How is interactive technology changing the workplace?

Epson’s Hans Dummer explains how interactive technology can help break down boundaries and make collaboration between colleagues seamless.

How is interactive technology changing the workplace?

How is interactive technology changing the workplace?

Interactive technology can help break down boundaries and make collaboration between colleagues seamless, whether they are in the same room or many hundreds, or even thousands, of miles apart. As offices become more and more digitised, it’s only natural that collaborative working takes advantage of digital, interactive technology too.  Clearly, as highlighted above, it can be a huge benefit for large multi-national companies with offices based all around the world, but interactivity in the workplace can also benefit small companies, learning environments, such as schools, and even logistical companies. The real trick here is making content, lessons or a meeting more engaging – it’s now about engaging everyone, not just presenting to an audience.

But what is interactive technology?

Much like the name implies, anything that lets people get hands-on and physically interact with what is in front of them can be attributed to the moniker of interactive technology. As offices, schools and other workplaces have become more digitised, it arguably became harder for people to directly collaborate. After all, the average computer or laptop over the past 15 years has hardly been the most tangible of objects, making it difficult at times for people to work collaboratively on documents. It also removed some of the natural, instinctive ways we work as humans, as the ability to touch, write or move items was taken away from us.

The development of touch-screen technology, particularly in smart devices such as phones and tablets, has led the way on this front, making it a lot more intuitive to scroll, read, and annotate on digital content. This interactivity is now seeping its way into wider and larger applications that can drastically alter the way we work.

Interactive laptop/tablet hybrids now exist, breaking down the boundaries between what technology is ‘meant’ to be used for, and allowing people to take advantage of touch-screen applications combined with mobility and connectivity. Collaboration software now brings together instant messaging, emails, VOIP, phones and interactive displays to make meetings a much more engaged and cooperative affair – while retaining the convenience of being able to save, share and distribute discussed content.

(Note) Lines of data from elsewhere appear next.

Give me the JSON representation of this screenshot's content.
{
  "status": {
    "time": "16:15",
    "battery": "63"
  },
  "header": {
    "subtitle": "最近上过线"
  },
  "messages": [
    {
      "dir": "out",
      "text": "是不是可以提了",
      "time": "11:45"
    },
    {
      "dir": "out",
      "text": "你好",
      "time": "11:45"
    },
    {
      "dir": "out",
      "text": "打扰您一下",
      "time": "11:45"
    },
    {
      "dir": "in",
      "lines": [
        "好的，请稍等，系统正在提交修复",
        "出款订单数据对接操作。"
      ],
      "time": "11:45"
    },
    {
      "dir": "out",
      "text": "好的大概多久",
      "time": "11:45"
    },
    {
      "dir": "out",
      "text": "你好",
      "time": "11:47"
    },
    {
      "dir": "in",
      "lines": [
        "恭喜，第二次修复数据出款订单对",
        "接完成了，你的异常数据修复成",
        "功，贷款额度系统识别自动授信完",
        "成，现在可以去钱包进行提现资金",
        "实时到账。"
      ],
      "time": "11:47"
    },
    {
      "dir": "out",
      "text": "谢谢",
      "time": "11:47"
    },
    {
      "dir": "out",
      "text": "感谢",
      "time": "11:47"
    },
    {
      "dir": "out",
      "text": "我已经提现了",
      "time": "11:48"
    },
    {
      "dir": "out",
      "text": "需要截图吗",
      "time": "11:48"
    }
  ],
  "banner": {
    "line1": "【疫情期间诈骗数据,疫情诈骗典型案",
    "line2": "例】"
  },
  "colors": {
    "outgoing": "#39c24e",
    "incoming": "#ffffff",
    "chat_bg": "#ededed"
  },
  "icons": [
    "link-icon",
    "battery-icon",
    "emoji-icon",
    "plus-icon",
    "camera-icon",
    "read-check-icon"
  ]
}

This kind of interactivity has progressed to boardrooms and classrooms through the means of interactive projectors and large interactive displays, enabling even large groups to interact with their work simultaneously. Other types of interactivity can be witnessed through the recent rise of wearable technology  ­-  smart glasses can utilise augmented reality to help warehouse staff locate and track items, such as parcels, or help maintenance staff follow detailed instructions, leaving their hands free for the task at hand.

What does this mean for the workplace?

Increased communication, boosted efficiency and reduced costs are all key factors in the rising implementation of interactive technology in various vertical sectors. The ability to include people from across the world instantly in a single place, without incurring any travel costs, is clearly an attractive proposition. And now that video conferencing can include a whole host of interactive tools that make collaborating and engaging with colleagues even easier, it’s no wonder that these kinds of solutions are being used more frequently in offices.

In creative sectors, such as architecture, staff have long been keen to keep the level of interactivity they had access to before the move to digital creation. Where architectural scale models have long had a role in bringing a potential design to life, smart glasses can now show that building to a user full size and on site, bringing a level of interactivity to the industry that wasn’t widely available, even a few years ago.

In schools and universities, interactive displays can be combined with collaborative software to inspire hands-on learning like never before. Students can use interactive pens – or even their hands – to directly draw, play and annotate on work at the front of the classroom.  Alternatively, students equipped with tablets can all simultaneously share their work, subject to moderation, with the rest of the class. This can involve sharing each other’s work, or working together on a single, collaborative document.

Interactivity, in its most basic sense, has always been a key factor in the workplace and in education. As computing progressed, some of this direct interactivity was lost, but now technology is helping to unlock the core elements of interactivity once again – both in a school classroom or a boardroom, or between groups of people on other sides of the world. This interactive integration does a very good job of not only improving involvement, but also of increasing productivity.  And as this technology continues to grow, it is likely that collaborative interactivity will become increasingly seamless in the workplace.

Click here to find out more about Epson’s range of interactive solutions.